US drones were in the skies over Benghazi during last month’s fatal attack on US ambassador Chris Stevens and three other Americans, a new report claims. Defense Department officials weighed sending troops to rescue Stevens and more than 30 other Americans whose compound was surrounded by an angry mob on Sept. 11, says the report by CBS News. But no US counterattack or rescue effort was carried out.
The drone and other reconnaissance aircraft observed the final hours of the protracted, seven-hour battle at the US Consulate. The State Department, White House and Pentagon declined to say what military options were available. A White House official told CBS News that, at the start of the attack, Chairman of the Joint Chiefs Martin Dempsey and Defense Secretary Leon Panetta “looked at available options, and the ones we exercised had our military forces arrive in less than 24 hours, well ahead of timelines laid out in established policies.”
A team of “special operators” was moved from central Europe to a US naval base in Sigonella, Italy, an hour’s flight from Libya, CBS said, citing Pentagon sources. Fighter jets and Specter AC-130 gunships were also available at nearby bases, military sources told CBS. Meanwhile, Secretary of State Hillary Clinton sought clearances from Libya to fly in their airspace, CBS reports.
But the Obama administration won’t reveal further details on that front. Retired CIA officer Gary Berntsen tells CBS that help could have arrived sooner. “You find a way to make this happen,” Berntsen told the network. “There isn’t a plan for every single engagement. Sometimes you have to be able to make adjustments. They made zero adjustments in this. They stood and they watched and our people died.”
Originally posted by Zaphod58
reply to post by Aliensun

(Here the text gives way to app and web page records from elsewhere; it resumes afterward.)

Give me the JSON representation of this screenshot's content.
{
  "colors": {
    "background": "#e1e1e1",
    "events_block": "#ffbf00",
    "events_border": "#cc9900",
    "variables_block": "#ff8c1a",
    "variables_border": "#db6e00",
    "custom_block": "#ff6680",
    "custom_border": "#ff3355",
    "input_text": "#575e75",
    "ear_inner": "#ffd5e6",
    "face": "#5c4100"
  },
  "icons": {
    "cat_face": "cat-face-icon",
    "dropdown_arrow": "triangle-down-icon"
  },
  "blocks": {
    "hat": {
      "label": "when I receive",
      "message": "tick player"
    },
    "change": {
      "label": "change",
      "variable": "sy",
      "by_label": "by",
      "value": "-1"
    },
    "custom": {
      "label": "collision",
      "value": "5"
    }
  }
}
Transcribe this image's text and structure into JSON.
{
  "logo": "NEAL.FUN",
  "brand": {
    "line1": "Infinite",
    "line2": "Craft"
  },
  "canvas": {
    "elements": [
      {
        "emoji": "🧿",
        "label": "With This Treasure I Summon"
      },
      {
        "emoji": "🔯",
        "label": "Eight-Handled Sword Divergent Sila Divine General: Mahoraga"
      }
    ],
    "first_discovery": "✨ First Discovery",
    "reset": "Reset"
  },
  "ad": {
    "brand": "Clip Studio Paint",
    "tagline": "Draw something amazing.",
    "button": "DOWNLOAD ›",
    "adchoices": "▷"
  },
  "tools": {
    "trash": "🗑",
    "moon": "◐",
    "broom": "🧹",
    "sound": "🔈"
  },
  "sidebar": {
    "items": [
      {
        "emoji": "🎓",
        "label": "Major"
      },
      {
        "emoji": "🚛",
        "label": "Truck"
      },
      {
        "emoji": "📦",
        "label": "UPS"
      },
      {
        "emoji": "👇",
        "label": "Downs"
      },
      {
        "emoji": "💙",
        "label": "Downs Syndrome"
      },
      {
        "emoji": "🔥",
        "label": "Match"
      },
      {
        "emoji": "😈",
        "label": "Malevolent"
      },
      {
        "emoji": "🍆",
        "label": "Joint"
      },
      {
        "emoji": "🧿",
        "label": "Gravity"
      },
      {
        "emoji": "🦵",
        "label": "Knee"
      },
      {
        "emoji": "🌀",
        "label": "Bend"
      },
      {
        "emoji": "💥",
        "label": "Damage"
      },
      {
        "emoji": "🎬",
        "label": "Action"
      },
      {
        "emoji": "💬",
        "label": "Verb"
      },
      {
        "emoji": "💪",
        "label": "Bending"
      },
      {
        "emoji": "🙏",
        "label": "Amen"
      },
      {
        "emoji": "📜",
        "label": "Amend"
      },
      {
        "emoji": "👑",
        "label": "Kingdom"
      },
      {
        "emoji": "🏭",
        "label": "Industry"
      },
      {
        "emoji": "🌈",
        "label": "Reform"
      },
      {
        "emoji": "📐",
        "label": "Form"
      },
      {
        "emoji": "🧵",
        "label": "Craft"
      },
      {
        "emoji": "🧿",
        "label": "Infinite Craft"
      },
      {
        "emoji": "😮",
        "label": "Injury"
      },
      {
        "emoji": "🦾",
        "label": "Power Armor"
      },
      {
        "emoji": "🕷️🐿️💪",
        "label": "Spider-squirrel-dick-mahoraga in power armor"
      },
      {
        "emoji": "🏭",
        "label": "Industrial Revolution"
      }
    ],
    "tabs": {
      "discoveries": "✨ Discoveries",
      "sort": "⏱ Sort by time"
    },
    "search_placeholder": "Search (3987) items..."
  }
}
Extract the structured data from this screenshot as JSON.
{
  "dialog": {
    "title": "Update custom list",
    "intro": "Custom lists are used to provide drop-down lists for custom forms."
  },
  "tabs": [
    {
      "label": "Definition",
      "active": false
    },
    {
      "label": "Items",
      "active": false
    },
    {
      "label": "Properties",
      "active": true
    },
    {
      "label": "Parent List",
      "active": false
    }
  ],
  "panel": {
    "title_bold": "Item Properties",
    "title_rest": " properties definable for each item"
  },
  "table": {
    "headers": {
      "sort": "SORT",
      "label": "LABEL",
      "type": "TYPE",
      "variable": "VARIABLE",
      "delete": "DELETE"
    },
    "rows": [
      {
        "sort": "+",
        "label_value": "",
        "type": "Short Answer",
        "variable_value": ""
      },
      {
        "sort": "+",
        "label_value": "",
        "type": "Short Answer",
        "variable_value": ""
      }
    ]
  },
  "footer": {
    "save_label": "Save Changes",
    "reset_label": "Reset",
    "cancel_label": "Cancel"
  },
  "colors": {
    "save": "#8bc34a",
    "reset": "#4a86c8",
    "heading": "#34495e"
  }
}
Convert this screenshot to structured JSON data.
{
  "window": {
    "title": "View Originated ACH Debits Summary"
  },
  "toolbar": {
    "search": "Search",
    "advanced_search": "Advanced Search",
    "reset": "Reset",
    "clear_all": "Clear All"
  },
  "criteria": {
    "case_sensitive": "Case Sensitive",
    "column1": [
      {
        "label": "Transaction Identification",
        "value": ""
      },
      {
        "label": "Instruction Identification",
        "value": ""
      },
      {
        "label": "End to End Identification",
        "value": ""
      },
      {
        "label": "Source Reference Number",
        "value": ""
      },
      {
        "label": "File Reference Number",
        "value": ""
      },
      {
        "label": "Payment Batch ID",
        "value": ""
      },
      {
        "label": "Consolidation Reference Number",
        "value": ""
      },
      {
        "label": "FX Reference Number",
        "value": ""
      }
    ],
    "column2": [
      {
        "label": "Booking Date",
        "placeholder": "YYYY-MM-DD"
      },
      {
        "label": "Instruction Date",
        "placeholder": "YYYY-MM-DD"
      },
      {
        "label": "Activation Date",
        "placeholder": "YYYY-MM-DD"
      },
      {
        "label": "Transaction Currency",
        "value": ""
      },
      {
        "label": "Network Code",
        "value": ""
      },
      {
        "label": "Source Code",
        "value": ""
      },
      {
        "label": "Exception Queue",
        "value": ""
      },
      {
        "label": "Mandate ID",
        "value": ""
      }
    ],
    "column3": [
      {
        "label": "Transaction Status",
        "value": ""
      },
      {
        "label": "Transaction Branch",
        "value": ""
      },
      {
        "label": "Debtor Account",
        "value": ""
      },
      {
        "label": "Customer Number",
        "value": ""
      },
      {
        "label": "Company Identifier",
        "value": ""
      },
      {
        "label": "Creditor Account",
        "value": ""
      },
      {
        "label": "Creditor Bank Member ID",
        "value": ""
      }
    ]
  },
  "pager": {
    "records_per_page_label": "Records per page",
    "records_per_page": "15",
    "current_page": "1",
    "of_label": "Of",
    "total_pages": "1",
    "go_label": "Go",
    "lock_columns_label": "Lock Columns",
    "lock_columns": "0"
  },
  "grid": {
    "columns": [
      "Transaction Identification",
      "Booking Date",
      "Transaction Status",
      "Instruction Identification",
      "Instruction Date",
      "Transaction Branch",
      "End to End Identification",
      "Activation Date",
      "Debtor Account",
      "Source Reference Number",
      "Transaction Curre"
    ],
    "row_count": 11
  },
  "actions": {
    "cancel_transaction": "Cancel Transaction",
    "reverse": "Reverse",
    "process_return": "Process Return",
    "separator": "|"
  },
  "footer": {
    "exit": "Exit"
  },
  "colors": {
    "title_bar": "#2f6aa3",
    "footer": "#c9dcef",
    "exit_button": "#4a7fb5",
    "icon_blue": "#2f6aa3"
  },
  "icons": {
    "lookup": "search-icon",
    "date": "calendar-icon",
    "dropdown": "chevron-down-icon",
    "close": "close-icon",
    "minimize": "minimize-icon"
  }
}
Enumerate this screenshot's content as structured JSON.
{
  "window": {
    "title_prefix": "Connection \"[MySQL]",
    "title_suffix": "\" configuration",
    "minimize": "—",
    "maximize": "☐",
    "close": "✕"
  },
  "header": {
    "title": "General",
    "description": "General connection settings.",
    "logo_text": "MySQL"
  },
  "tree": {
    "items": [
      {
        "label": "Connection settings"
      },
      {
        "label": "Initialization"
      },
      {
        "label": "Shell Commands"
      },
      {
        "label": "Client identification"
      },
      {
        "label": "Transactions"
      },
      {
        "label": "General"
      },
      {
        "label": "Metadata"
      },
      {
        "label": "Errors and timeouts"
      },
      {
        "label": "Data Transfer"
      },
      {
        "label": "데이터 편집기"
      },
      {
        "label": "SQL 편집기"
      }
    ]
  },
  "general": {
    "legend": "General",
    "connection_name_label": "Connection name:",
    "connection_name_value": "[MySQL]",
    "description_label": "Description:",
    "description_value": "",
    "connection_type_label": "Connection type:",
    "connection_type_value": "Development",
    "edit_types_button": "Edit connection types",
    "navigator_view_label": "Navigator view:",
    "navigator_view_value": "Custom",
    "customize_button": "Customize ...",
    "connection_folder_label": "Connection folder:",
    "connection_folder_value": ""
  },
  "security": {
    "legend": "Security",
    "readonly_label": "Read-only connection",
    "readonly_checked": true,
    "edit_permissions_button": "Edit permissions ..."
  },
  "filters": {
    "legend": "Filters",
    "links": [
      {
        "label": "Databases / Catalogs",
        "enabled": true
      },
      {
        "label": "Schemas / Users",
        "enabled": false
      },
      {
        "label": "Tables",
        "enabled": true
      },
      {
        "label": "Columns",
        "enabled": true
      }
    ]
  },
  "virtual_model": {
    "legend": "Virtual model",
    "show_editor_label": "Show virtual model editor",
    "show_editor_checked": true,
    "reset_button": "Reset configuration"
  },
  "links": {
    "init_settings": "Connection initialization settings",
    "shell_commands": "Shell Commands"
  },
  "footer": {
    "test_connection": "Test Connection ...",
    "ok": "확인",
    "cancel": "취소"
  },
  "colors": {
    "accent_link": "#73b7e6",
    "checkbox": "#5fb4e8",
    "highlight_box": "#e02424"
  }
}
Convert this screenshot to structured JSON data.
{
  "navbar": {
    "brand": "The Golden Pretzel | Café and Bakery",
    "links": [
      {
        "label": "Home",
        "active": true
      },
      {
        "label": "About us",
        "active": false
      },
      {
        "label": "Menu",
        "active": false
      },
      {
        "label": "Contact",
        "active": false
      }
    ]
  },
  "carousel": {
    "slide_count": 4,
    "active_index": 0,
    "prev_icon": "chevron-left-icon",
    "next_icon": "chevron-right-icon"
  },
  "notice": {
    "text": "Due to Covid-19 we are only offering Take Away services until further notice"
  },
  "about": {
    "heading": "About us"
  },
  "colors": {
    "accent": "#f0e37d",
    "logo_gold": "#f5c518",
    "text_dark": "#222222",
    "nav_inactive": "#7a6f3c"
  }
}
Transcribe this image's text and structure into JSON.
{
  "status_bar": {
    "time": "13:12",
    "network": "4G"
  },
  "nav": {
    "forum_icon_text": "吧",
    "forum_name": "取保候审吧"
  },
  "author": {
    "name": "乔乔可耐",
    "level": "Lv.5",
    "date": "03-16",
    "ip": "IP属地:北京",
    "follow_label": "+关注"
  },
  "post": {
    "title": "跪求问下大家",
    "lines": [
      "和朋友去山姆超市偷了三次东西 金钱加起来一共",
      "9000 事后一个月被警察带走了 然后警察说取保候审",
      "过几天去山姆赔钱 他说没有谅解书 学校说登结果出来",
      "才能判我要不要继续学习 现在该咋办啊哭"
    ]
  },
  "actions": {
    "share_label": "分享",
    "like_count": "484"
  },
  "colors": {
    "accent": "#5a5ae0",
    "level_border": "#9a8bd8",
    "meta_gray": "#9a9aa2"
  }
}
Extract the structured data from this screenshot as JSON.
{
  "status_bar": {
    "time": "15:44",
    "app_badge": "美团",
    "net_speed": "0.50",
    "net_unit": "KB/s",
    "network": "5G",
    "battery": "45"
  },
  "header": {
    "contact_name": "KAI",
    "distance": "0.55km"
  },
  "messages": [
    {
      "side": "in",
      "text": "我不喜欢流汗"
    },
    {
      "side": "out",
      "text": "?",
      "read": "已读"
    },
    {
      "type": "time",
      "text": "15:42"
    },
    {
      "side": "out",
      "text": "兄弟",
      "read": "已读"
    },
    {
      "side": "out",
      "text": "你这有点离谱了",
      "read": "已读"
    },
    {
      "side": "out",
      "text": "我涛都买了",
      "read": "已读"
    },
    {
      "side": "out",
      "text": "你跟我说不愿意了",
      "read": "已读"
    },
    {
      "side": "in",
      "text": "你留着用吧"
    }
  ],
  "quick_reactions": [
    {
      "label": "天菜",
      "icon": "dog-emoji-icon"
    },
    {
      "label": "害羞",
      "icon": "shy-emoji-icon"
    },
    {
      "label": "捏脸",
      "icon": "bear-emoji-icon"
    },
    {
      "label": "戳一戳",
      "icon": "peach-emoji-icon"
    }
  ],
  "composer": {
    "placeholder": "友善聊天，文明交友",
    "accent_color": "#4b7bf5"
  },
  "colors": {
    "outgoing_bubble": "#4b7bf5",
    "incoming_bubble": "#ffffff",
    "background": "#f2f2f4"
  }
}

No, it's not just him. There are a lot of links in the chain up to him. Someone along the way just had to say"standby" and do nothing. Or the commander above the theater commander can deny the request, or anyone up the chain. The President is ultimately responsible for the military, but he's not the only one that could have kept something from being done.